On Thursday, December 19, 1957, Spokane police ar
rested Haynes for robbing a gasoline
service station. He admitted the crime en route to the police station but was booked for
“investigation.” Shortly after arriving at the station at about 10 P.M., Haynes was questioned for

8

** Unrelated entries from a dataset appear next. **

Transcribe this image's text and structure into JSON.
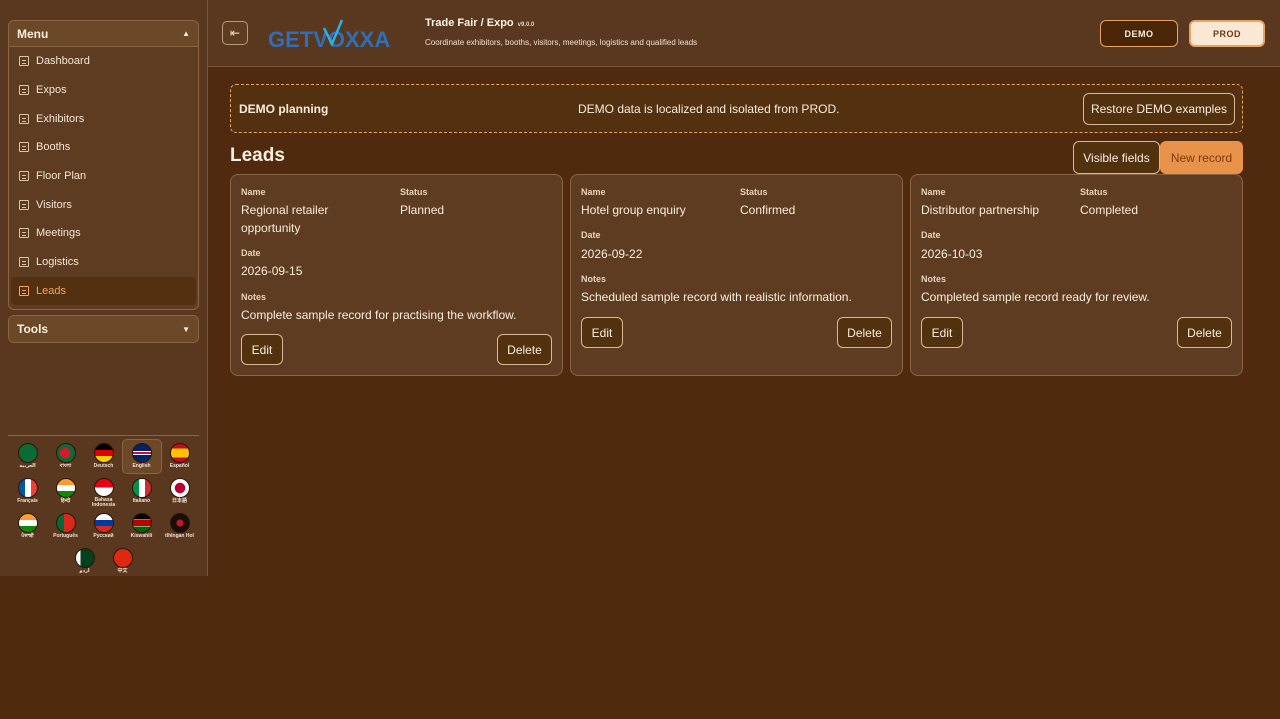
{
  "sidebar": {
    "menu_title": "Menu",
    "items": [
      {
        "label": "Dashboard"
      },
      {
        "label": "Expos"
      },
      {
        "label": "Exhibitors"
      },
      {
        "label": "Booths"
      },
      {
        "label": "Floor Plan"
      },
      {
        "label": "Visitors"
      },
      {
        "label": "Meetings"
      },
      {
        "label": "Logistics"
      },
      {
        "label": "Leads",
        "active": true
      }
    ],
    "tools_title": "Tools",
    "languages": [
      {
        "label": "العربية"
      },
      {
        "label": "বাংলা"
      },
      {
        "label": "Deutsch"
      },
      {
        "label": "English",
        "selected": true
      },
      {
        "label": "Español"
      },
      {
        "label": "Français"
      },
      {
        "label": "हिन्दी"
      },
      {
        "label": "Bahasa Indonesia"
      },
      {
        "label": "Italiano"
      },
      {
        "label": "日本語"
      },
      {
        "label": "ਪੰਜਾਬੀ"
      },
      {
        "label": "Português"
      },
      {
        "label": "Русский"
      },
      {
        "label": "Kiswahili"
      },
      {
        "label": "tlhIngan Hol"
      },
      {
        "label": "اردو"
      },
      {
        "label": "中文"
      }
    ]
  },
  "header": {
    "logo_text": "GETVOXXA",
    "title": "Trade Fair / Expo",
    "version": "v9.0.0",
    "subtitle": "Coordinate exhibitors, booths, visitors, meetings, logistics and qualified leads",
    "env_demo": "DEMO",
    "env_prod": "PROD",
    "collapse_icon": "⇤"
  },
  "banner": {
    "title": "DEMO planning",
    "message": "DEMO data is localized and isolated from PROD.",
    "restore_label": "Restore DEMO examples"
  },
  "leads": {
    "title": "Leads",
    "visible_fields_label": "Visible fields",
    "new_record_label": "New record",
    "field_labels": {
      "name": "Name",
      "status": "Status",
      "date": "Date",
      "notes": "Notes"
    },
    "edit_label": "Edit",
    "delete_label": "Delete",
    "records": [
      {
        "name": "Regional retailer opportunity",
        "status": "Planned",
        "date": "2026-09-15",
        "notes": "Complete sample record for practising the workflow."
      },
      {
        "name": "Hotel group enquiry",
        "status": "Confirmed",
        "date": "2026-09-22",
        "notes": "Scheduled sample record with realistic information."
      },
      {
        "name": "Distributor partnership",
        "status": "Completed",
        "date": "2026-10-03",
        "notes": "Completed sample record ready for review."
      }
    ]
  },
  "colors": {
    "accent": "#e8924a",
    "background": "#4f2a0f",
    "panel": "#5a3820"
  }
}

about one
-
half hour by Lt. Wak
eley. Haynes again admitted the crime. Haynes was then placed
in a lineup and identified by witnesses as one of the robbers. During the evening Haynes made
several specific requests to call an attorney and his wife. Police denied the requests and told
Ha
ynes he could make a call if he confessed. Starting at about 9:30 A.M. the next morning,
Haynes was questioned for about an hour and a half, this time by detectives Peck and Cockburn.
Haynes again was told that he could only call his wife if he made a con
fession. He made an oral
confession and a written confession was transcribed. He was taken to the prosecutor’s office,
again denied permission to call his wife, and another statement was taken and transcribed.
Haynes signed the first statement but refus
ed to sign the second one. Later that same afternoon,
Haynes had a preliminary hearing after which he was transferred to the county jail. Either the
next Tuesday or Thursday he was returned to the prosecutor’s office. Haynes refused to sign the
second w
ritten statement because he still had not been allowed to call his wife or to see about
obtaining an attorney. He was held incommunicado either five or seven days (Haynes could not
remember the exact dates. (
SEE p. 14

-

ON LINE TEXT, p. 12
)

Issue:

Did ho
lding Haynes incommunicado as an interrogation tactic violate due process? (
SEE
p. 14

-

ON LINE TEXT, p. 12
)

Reasoning:

(
SEE p. 1
5
-

ON LINE TEXT, pp. 12
-
13
) Not necessary as a component of your
BBVSB.

Disposition:

Conviction Reversed; coerced confession is inadmissible at trial.

(
SEE p. 1
5
-

ON
LINE TEXT, p. 13
)


It is
necessary

to do the BBVSB
exactly

as described below

(
NOTE IT IS DOUBLE SPACED
,
12 CPI
)
. These exercises will be preparing you for writing
five

BBVSBs for
points
. There will
be
grade consequences

for not following the instructions.


AN EXAMPLE OF HOW THE CASE MIGHT APPEAR IN YOUR “BRIEF, BRIEF, VERY SHORT BRIEF”

CITE
(CITATION): Haynes v. Washington: 373 U.S. 503, 10 L.Ed. 2d 513, 83 S.CT. 1336 (1963)

FACTS:

Haynes was arrested for robbery by police, admitted it, and was identified by witnesses. In
a period of five or seven days he signed a confession but was not allo
wed to call or see his attorney
or wife.

ISSUE:

Did holding Haynes incommunicado as an interrogation tactic violate due process?
DISPOSITION:

Conviction Reversed; coerced confession is inadmissible at trial.




The “Citation” (
see above
) is the case name and address designated in the text as “1.5a”
for the “Haynes” case. You will designate this “Citation” for your BBVSB as “CITE”
and it must be written
exactly

as identified in the text.



The “Facts” will be further “briefed” in the BBVSB
from what is in your text to a shorter
version that contains the key elements, as described above (See “FACTS.”)



The “reasoning” as identified in the text will be DELETED from the BBVSB.



The “Issue” will be
exactly

as it is written in the text.



The “Dispo
sition” will be
exactly

as it is written in the text.


NOTE
how all references to the times, dates, location and police specific names have been
deleted from the above BBVSB.

DO NOT

put the page reference (
SEE pp. 14
-
15

for instance) in

9

the BBVSB.
The

abo
ve
case as it appears on pp. 14
-
15 of the text example is for your reference

ONLY
.